Diverse Views, Diverse Voices in Speculative Poetry

Welcome to September! It’s hard to believe the year is almost over, and we will soon celebrate the 40th anniversary of the Science Fiction and Fantasy Poetry Association next year, which will be observed by numerous readings and events. This will be a time of reflection and opportunity as we continue to consider all of the amazing directions possible in poetry that embraces the truly imaginative.

I’ve talked previously about our goals at the SFPA in our list-serv, Twitter, and Facebook group, but also want to ensure we’ve shared them here for future reference:

The SFPA is an inclusive, international organization with a diverse membership on almost every continent except Antarctica. (At least regularly, for now.) At the heart of our organizational engagement, both formally and informally in the US and abroad, we are expected to observe a non-discriminatory approach in the way we present our programs.

This includes non-discrimination on the basis of race, color, national or ethnic origin, ancestry, age, religion or religious creed, disability or handicap, sex or gender (including pregnancy, sexual harassment and other sexual misconduct, gender identity and/or expression (including a transgender identity), sexual orientation, military or veteran status,  genetic information,  or any other characteristic protected under relevant federal, state or local laws.

Our various communities, poetic and otherwise, flourish with the free exchange of ideas. At the SFPA, I want us to work towards an inclusive model that can constructively embrace diverse ideas, aesthetics, and schools of thought. In practical application, I know that this will not always be ‘absolute,’ however, and our membership will likely face challenges of conscience.

But I hope that more often than not, we feel we can come back to the table on our various issues and our shared common love of poetry exploring the outer boundaries of the imaginative and the fantastic. It is my hope that we will extend each other professional and personal courtesies, including the benefit of the doubt and the initial assumption of good intentions and constructive critique.
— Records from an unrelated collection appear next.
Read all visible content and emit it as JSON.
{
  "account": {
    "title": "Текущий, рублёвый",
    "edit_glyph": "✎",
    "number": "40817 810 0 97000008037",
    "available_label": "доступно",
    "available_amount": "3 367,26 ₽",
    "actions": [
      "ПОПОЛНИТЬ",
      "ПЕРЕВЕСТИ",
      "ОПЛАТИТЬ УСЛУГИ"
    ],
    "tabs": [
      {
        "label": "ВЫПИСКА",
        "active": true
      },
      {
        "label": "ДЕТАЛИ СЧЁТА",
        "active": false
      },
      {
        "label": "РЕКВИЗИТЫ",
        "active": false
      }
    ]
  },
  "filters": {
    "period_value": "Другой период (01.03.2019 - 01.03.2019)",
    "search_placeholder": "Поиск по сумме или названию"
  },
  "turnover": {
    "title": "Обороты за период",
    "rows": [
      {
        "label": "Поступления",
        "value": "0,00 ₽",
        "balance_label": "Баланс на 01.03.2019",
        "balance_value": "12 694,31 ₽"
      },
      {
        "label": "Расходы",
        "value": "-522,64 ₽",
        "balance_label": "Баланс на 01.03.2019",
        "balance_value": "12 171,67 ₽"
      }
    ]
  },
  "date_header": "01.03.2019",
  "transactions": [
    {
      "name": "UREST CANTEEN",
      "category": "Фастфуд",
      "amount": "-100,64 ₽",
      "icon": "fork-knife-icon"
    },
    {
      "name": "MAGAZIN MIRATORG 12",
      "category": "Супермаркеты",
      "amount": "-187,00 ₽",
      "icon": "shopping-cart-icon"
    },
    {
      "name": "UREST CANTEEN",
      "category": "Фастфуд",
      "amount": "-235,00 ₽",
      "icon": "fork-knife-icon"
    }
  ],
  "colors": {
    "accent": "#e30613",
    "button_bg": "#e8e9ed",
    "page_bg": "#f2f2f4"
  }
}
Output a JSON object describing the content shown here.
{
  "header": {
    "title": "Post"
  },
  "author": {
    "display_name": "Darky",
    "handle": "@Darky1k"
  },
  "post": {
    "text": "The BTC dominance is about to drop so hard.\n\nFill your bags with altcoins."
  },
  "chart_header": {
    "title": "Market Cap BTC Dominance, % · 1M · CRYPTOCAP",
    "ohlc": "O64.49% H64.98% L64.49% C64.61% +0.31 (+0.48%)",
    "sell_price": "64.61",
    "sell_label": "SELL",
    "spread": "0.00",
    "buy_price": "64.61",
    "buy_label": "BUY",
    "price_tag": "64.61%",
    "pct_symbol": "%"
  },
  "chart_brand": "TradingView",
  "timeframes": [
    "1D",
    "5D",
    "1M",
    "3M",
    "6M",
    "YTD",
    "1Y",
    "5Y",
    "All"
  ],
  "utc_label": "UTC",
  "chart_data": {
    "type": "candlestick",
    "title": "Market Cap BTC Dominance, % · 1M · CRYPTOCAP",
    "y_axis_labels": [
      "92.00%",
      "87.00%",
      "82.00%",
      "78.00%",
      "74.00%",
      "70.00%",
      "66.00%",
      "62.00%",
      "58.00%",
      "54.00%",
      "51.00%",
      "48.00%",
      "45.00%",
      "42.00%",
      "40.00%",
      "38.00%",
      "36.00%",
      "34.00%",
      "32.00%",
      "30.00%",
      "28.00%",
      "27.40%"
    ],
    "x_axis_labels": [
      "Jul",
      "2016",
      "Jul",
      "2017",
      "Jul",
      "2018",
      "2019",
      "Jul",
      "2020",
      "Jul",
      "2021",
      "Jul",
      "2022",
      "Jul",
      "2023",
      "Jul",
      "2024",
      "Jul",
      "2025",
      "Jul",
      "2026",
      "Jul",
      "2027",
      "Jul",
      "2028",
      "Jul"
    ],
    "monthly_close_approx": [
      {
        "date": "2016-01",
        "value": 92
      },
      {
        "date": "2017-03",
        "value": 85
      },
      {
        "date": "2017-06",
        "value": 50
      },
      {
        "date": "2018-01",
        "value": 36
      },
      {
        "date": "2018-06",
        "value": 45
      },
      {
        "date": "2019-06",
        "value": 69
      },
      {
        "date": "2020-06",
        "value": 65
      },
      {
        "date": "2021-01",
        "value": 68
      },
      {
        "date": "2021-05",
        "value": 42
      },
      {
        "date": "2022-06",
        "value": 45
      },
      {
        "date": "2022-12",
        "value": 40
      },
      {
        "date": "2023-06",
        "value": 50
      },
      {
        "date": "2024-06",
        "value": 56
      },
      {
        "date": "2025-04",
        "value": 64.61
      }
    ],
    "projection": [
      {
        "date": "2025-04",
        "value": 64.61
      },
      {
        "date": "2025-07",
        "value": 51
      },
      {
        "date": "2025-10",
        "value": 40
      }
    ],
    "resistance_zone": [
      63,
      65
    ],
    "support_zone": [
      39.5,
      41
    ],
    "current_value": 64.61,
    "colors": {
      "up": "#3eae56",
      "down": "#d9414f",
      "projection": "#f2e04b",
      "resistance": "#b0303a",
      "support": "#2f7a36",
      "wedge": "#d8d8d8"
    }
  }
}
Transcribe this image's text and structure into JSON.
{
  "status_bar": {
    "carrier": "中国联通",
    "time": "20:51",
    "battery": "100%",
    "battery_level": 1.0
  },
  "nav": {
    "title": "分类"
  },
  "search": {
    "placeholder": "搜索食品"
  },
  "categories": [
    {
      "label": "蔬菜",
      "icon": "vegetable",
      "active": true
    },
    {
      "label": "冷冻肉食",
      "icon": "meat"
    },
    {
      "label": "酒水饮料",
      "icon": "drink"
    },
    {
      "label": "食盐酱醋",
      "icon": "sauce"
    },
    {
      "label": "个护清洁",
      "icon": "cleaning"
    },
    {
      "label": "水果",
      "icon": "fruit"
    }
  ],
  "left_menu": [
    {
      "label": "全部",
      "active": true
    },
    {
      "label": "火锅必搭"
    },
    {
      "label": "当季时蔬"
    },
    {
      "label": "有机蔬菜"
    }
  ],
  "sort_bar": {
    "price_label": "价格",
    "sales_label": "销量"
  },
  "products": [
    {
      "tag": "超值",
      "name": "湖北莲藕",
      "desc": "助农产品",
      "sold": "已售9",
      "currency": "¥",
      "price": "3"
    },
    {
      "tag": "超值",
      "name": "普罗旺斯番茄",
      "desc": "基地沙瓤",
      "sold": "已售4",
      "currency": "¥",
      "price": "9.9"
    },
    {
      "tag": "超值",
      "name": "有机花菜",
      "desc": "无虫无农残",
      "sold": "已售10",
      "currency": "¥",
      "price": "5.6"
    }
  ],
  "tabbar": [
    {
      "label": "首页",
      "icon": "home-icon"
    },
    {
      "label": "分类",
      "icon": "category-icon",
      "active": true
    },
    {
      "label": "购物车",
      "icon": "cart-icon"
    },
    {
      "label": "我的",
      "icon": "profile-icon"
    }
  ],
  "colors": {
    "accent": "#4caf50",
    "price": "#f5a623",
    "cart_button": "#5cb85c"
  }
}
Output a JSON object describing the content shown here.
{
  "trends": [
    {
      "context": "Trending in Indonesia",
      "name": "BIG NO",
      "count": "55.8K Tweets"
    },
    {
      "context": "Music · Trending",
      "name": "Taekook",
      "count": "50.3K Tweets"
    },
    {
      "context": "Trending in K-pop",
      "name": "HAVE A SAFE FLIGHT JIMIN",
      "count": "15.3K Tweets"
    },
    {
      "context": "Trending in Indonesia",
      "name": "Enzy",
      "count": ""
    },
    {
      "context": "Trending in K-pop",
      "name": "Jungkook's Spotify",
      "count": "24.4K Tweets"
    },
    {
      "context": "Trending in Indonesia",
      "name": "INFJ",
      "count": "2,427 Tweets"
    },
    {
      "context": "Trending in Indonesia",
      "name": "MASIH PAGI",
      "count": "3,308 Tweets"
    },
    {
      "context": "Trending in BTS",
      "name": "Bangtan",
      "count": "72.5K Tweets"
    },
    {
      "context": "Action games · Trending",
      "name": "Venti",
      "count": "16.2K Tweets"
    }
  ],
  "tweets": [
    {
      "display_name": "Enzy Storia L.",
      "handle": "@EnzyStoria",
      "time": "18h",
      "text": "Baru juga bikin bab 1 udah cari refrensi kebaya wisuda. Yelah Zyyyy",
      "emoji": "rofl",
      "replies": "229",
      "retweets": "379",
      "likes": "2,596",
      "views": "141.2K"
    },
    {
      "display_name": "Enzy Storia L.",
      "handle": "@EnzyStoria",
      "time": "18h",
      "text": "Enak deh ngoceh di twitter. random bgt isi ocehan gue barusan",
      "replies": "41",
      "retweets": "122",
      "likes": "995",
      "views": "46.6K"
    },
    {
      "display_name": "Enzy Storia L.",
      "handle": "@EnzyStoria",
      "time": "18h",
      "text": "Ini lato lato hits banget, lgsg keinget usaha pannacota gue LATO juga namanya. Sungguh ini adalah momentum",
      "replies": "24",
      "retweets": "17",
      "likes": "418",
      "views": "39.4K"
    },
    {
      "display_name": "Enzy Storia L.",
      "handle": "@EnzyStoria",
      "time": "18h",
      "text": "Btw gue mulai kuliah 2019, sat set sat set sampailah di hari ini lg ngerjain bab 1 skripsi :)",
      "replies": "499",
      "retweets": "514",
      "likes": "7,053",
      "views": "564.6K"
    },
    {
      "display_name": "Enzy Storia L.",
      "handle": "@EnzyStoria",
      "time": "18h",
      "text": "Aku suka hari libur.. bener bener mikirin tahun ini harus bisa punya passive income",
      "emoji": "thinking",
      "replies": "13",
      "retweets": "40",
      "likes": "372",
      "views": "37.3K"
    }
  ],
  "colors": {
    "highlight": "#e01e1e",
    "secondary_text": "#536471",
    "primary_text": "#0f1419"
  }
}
My personal position and commitment to these principles stems from the journey my family and I made surviving the civil wars that devastated Southeast Asia during the 20th century-from the Secret War in Laos to the Killing Fields in neighboring Cambodia with their brutal purge of the intellectuals and artists. My personal life prior to the SFPA includes opposition to the KKK, Aryan Nation, Nazis, Neo-Nazis, or whatever particular appellations they rallied under over the last 30+ years. I know for some the possibility of Nazis in power is more of an intellectual exercise with likely few consequences for them, but for me, and many of our colleagues, it is a very real concern with very real consequences should Nazism triumph. I do not take that lightly.

The SFPA has a challenging course ahead to live up to all of our shared ideals. It will require ongoing conversations with our membership. I don’t want any of us to feel afraid of these conversations.  I applaud speculative poetry’s drive to encourage freedom of expression and innovation. But the SFPA will NOT condone racism, harassment or bullying.

Diverse voices and diverse experiments are needed in speculative poetry. I hope our international members feel strengthened to express themselves freely and to participate. So much of our best work in speculative poetry comes from communities who fought hard against negativity, dismissal, misogyny, homophobia, racism, and inequity.

If we want a diverse and vibrant field of Science Fiction and Fantasy, we must not neglect the trails blazed in speculative poetry, which is a key zone where many diverse voices start. With all of this in mind, let’s keep the conversation going constructively.

We’re always looking for new ideas and contributors for posts at SPECPO. If you’re interested, please let us know at SFPAPres@Gmail.com

Advertisements

Leave a Reply

Fill in your details below or click an icon to log in:

WordPress.com Logo

You are commenting using your WordPress.com account. Log Out / Change )

Twitter picture

You are commenting using your Twitter account. Log Out / Change )

Facebook photo

You are commenting using your Facebook account. Log Out / Change )

Google+ photo

You are commenting using your Google+ account. Log Out / Change )

Connecting to %s